Study material: Begin
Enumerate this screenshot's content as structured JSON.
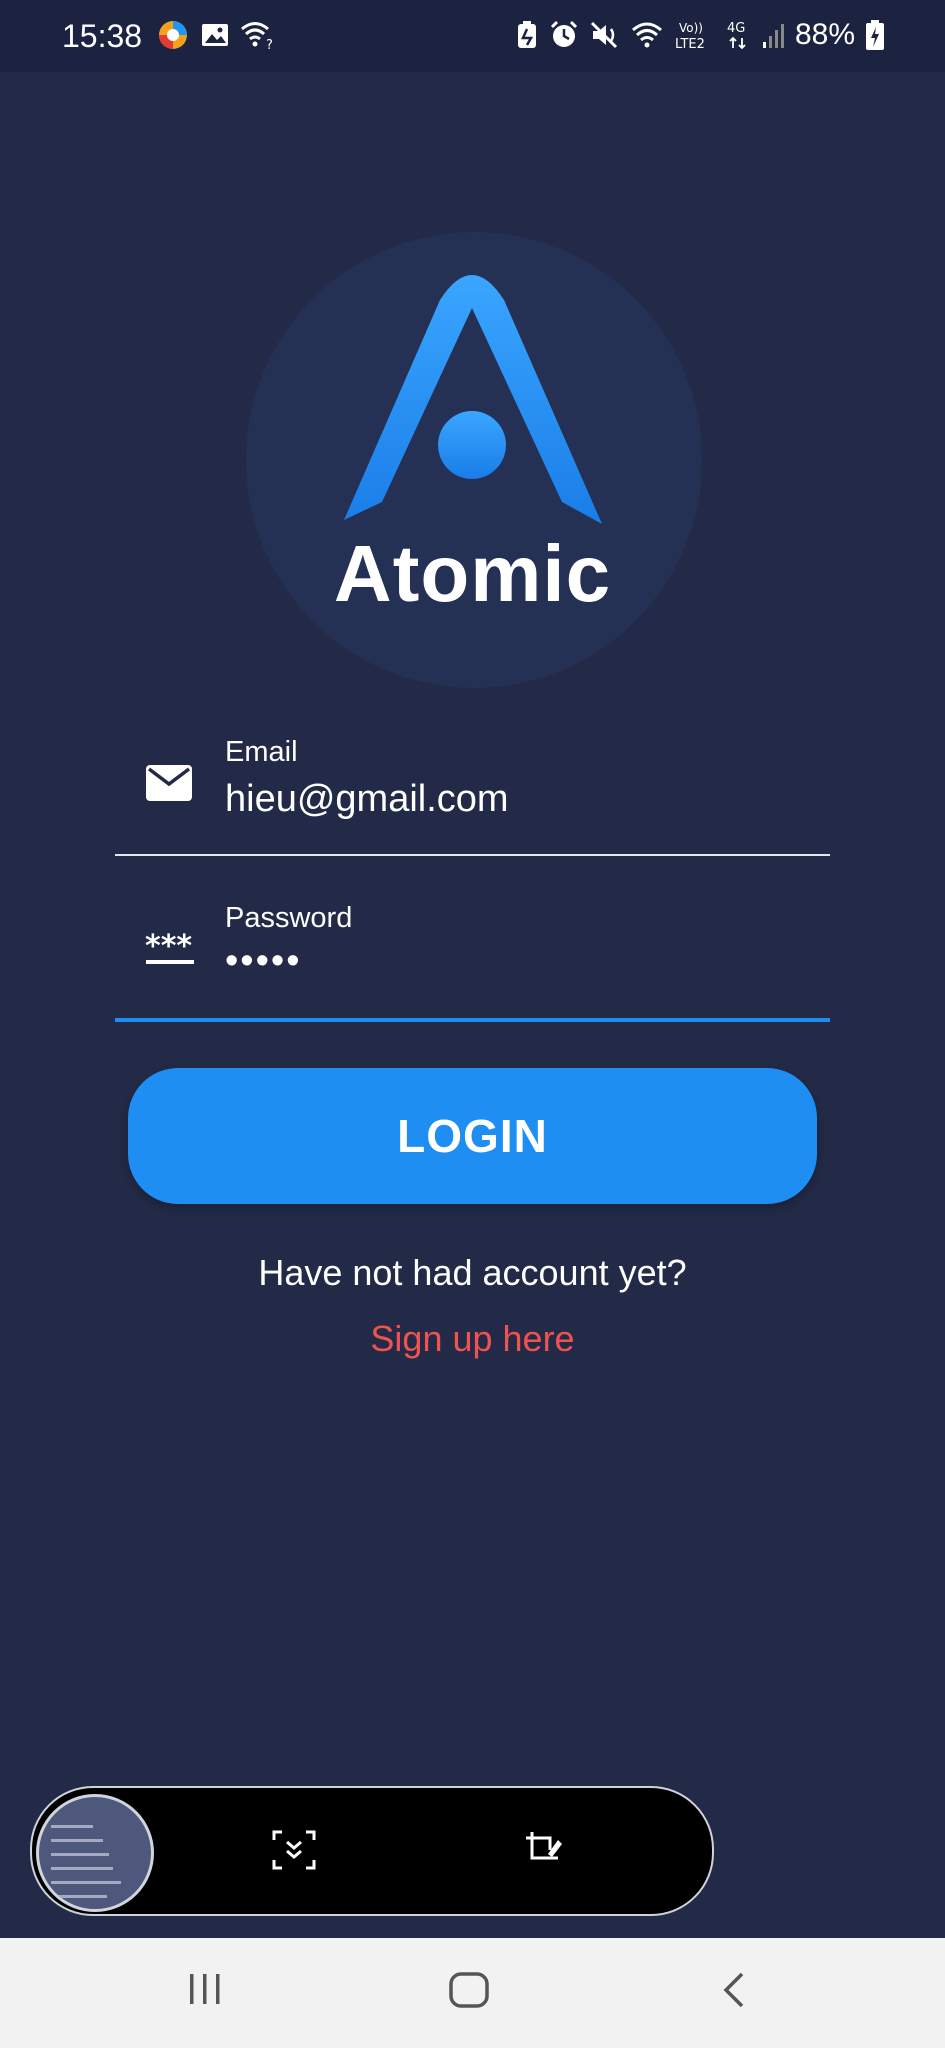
{
  "status_bar": {
    "time": "15:38",
    "network": "4G",
    "volte": "Vo)) LTE2",
    "battery": "88%",
    "left_icons": [
      "browser-icon",
      "gallery-icon",
      "wifi-question-icon"
    ],
    "right_icons": [
      "battery-saver-icon",
      "alarm-icon",
      "mute-icon",
      "wifi-icon",
      "signal-icon",
      "battery-icon"
    ]
  },
  "logo": {
    "text": "Atomic",
    "colors": {
      "gradient_top": "#3aa6ff",
      "gradient_bottom": "#1a7de8",
      "circle_bg": "#243054"
    }
  },
  "form": {
    "email": {
      "label": "Email",
      "value": "hieu@gmail.com",
      "icon": "mail-icon"
    },
    "password": {
      "label": "Password",
      "value": "•••••",
      "icon": "password-icon"
    }
  },
  "login_button": {
    "label": "LOGIN",
    "color": "#1f8ef3"
  },
  "signup_prompt": {
    "text": "Have not had account yet?",
    "link": "Sign up here",
    "link_color": "#ef5350"
  },
  "screenshot_toolbar": {
    "icons": [
      "scroll-capture-icon",
      "crop-edit-icon"
    ]
  },
  "nav_bar": {
    "icons": [
      "recents-icon",
      "home-icon",
      "back-icon"
    ]
  },
  "colors": {
    "background": "#222a47",
    "accent": "#1f8ef3",
    "focus_underline": "#1f8ef3"
  }
}
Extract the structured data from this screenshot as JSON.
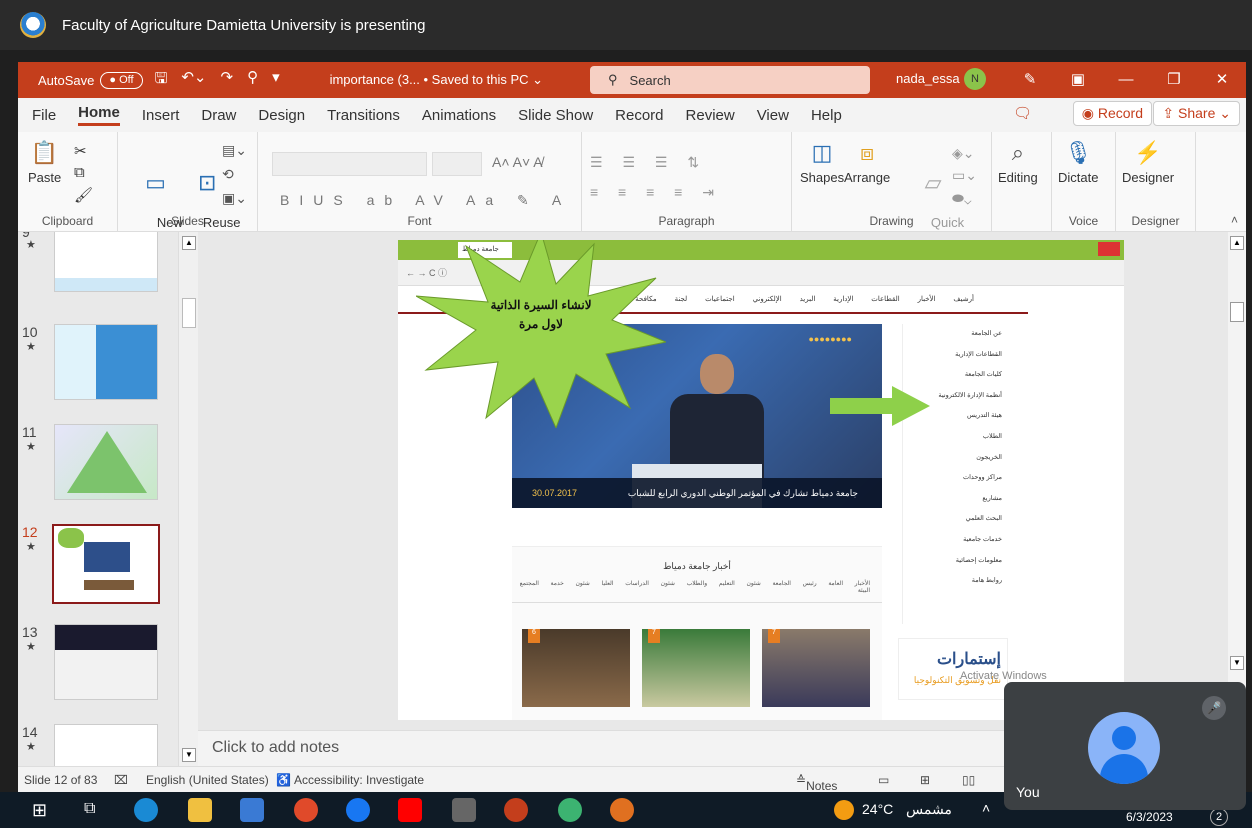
{
  "meet": {
    "presenting_text": "Faculty of Agriculture Damietta University is presenting",
    "self_name": "You"
  },
  "ppt": {
    "autosave_label": "AutoSave",
    "autosave_state": "Off",
    "doc_name": "importance (3...  • Saved to this PC ⌄",
    "search_placeholder": "Search",
    "user": "nada_essa",
    "user_initial": "N",
    "tabs": [
      "File",
      "Home",
      "Insert",
      "Draw",
      "Design",
      "Transitions",
      "Animations",
      "Slide Show",
      "Record",
      "Review",
      "View",
      "Help"
    ],
    "record_btn": "Record",
    "share_btn": "Share",
    "ribbon": {
      "paste": "Paste",
      "new_slide": "New\nSlide ⌄",
      "reuse_slides": "Reuse\nSlides",
      "shapes": "Shapes",
      "arrange": "Arrange",
      "quick_styles": "Quick\nStyles ⌄",
      "editing": "Editing",
      "dictate": "Dictate",
      "designer": "Designer",
      "groups": {
        "clipboard": "Clipboard",
        "slides": "Slides",
        "font": "Font",
        "paragraph": "Paragraph",
        "drawing": "Drawing",
        "voice": "Voice",
        "designer": "Designer"
      }
    },
    "thumbnails": [
      {
        "num": "9",
        "selected": false
      },
      {
        "num": "10",
        "selected": false
      },
      {
        "num": "11",
        "selected": false
      },
      {
        "num": "12",
        "selected": true
      },
      {
        "num": "13",
        "selected": false
      },
      {
        "num": "14",
        "selected": false
      }
    ],
    "notes_placeholder": "Click to add notes",
    "status": {
      "slide_count": "Slide 12 of 83",
      "language": "English (United States)",
      "accessibility": "Accessibility: Investigate",
      "notes": "Notes"
    }
  },
  "slide": {
    "callout_text": "لانشاء السيرة الذاتية لاول مرة",
    "browser_tab": "جامعة دمياط",
    "site_nav": "أرشيف الأخبار القطاعات الإدارية البريد الإلكتروني اجتماعيات لجنة مكافحة الفساد",
    "hero_caption": "جامعة دمياط تشارك في المؤتمر الوطني الدوري الرابع للشباب",
    "hero_date": "30.07.2017",
    "side_menu": [
      "عن الجامعة",
      "القطاعات الإدارية",
      "كليات الجامعة",
      "أنظمة الإدارة الالكترونية",
      "هيئة التدريس",
      "الطلاب",
      "الخريجون",
      "مراكز ووحدات",
      "مشاريع",
      "البحث العلمي",
      "خدمات جامعية",
      "معلومات إحصائية",
      "روابط هامة"
    ],
    "news_title": "أخبار جامعة دمياط",
    "news_tabs": "الأخبار العامة رئيس الجامعة شئون التعليم والطلاب شئون الدراسات العليا شئون خدمة المجتمع البيئة",
    "news_dates": [
      "6",
      "7",
      "7"
    ],
    "ad_title": "إستمارات",
    "ad_sub": "نقل وتسويق التكنولوجيا"
  },
  "taskbar": {
    "temperature": "24°C",
    "weather_text": "مشمس",
    "date": "6/3/2023",
    "notifications": "2"
  },
  "overlay": {
    "activate_windows": "Activate Windows"
  }
}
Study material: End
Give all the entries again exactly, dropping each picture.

▶ _Task answer_
Enumerate this screenshot's content as structured JSON.
{
  "status_bar": {
    "time": "15:38",
    "network": "4G",
    "volte": "Vo)) LTE2",
    "battery": "88%",
    "left_icons": [
      "browser-icon",
      "gallery-icon",
      "wifi-question-icon"
    ],
    "right_icons": [
      "battery-saver-icon",
      "alarm-icon",
      "mute-icon",
      "wifi-icon",
      "signal-icon",
      "battery-icon"
    ]
  },
  "logo": {
    "text": "Atomic",
    "colors": {
      "gradient_top": "#3aa6ff",
      "gradient_bottom": "#1a7de8",
      "circle_bg": "#243054"
    }
  },
  "form": {
    "email": {
      "label": "Email",
      "value": "hieu@gmail.com",
      "icon": "mail-icon"
    },
    "password": {
      "label": "Password",
      "value": "•••••",
      "icon": "password-icon"
    }
  },
  "login_button": {
    "label": "LOGIN",
    "color": "#1f8ef3"
  },
  "signup_prompt": {
    "text": "Have not had account yet?",
    "link": "Sign up here",
    "link_color": "#ef5350"
  },
  "screenshot_toolbar": {
    "icons": [
      "scroll-capture-icon",
      "crop-edit-icon"
    ]
  },
  "nav_bar": {
    "icons": [
      "recents-icon",
      "home-icon",
      "back-icon"
    ]
  },
  "colors": {
    "background": "#222a47",
    "accent": "#1f8ef3",
    "focus_underline": "#1f8ef3"
  }
}
Extract the structured data from this screenshot as JSON.
{
  "meet": {
    "presenting_text": "Faculty of Agriculture Damietta University is presenting",
    "self_name": "You"
  },
  "ppt": {
    "autosave_label": "AutoSave",
    "autosave_state": "Off",
    "doc_name": "importance (3...  • Saved to this PC ⌄",
    "search_placeholder": "Search",
    "user": "nada_essa",
    "user_initial": "N",
    "tabs": [
      "File",
      "Home",
      "Insert",
      "Draw",
      "Design",
      "Transitions",
      "Animations",
      "Slide Show",
      "Record",
      "Review",
      "View",
      "Help"
    ],
    "record_btn": "Record",
    "share_btn": "Share",
    "ribbon": {
      "paste": "Paste",
      "new_slide": "New\nSlide ⌄",
      "reuse_slides": "Reuse\nSlides",
      "shapes": "Shapes",
      "arrange": "Arrange",
      "quick_styles": "Quick\nStyles ⌄",
      "editing": "Editing",
      "dictate": "Dictate",
      "designer": "Designer",
      "groups": {
        "clipboard": "Clipboard",
        "slides": "Slides",
        "font": "Font",
        "paragraph": "Paragraph",
        "drawing": "Drawing",
        "voice": "Voice",
        "designer": "Designer"
      }
    },
    "thumbnails": [
      {
        "num": "9",
        "selected": false
      },
      {
        "num": "10",
        "selected": false
      },
      {
        "num": "11",
        "selected": false
      },
      {
        "num": "12",
        "selected": true
      },
      {
        "num": "13",
        "selected": false
      },
      {
        "num": "14",
        "selected": false
      }
    ],
    "notes_placeholder": "Click to add notes",
    "status": {
      "slide_count": "Slide 12 of 83",
      "language": "English (United States)",
      "accessibility": "Accessibility: Investigate",
      "notes": "Notes"
    }
  },
  "slide": {
    "callout_text": "لانشاء السيرة الذاتية لاول مرة",
    "browser_tab": "جامعة دمياط",
    "site_nav": "أرشيف الأخبار القطاعات الإدارية البريد الإلكتروني اجتماعيات لجنة مكافحة الفساد",
    "hero_caption": "جامعة دمياط تشارك في المؤتمر الوطني الدوري الرابع للشباب",
    "hero_date": "30.07.2017",
    "side_menu": [
      "عن الجامعة",
      "القطاعات الإدارية",
      "كليات الجامعة",
      "أنظمة الإدارة الالكترونية",
      "هيئة التدريس",
      "الطلاب",
      "الخريجون",
      "مراكز ووحدات",
      "مشاريع",
      "البحث العلمي",
      "خدمات جامعية",
      "معلومات إحصائية",
      "روابط هامة"
    ],
    "news_title": "أخبار جامعة دمياط",
    "news_tabs": "الأخبار العامة رئيس الجامعة شئون التعليم والطلاب شئون الدراسات العليا شئون خدمة المجتمع البيئة",
    "news_dates": [
      "6",
      "7",
      "7"
    ],
    "ad_title": "إستمارات",
    "ad_sub": "نقل وتسويق التكنولوجيا"
  },
  "taskbar": {
    "temperature": "24°C",
    "weather_text": "مشمس",
    "date": "6/3/2023",
    "notifications": "2"
  },
  "overlay": {
    "activate_windows": "Activate Windows"
  }
}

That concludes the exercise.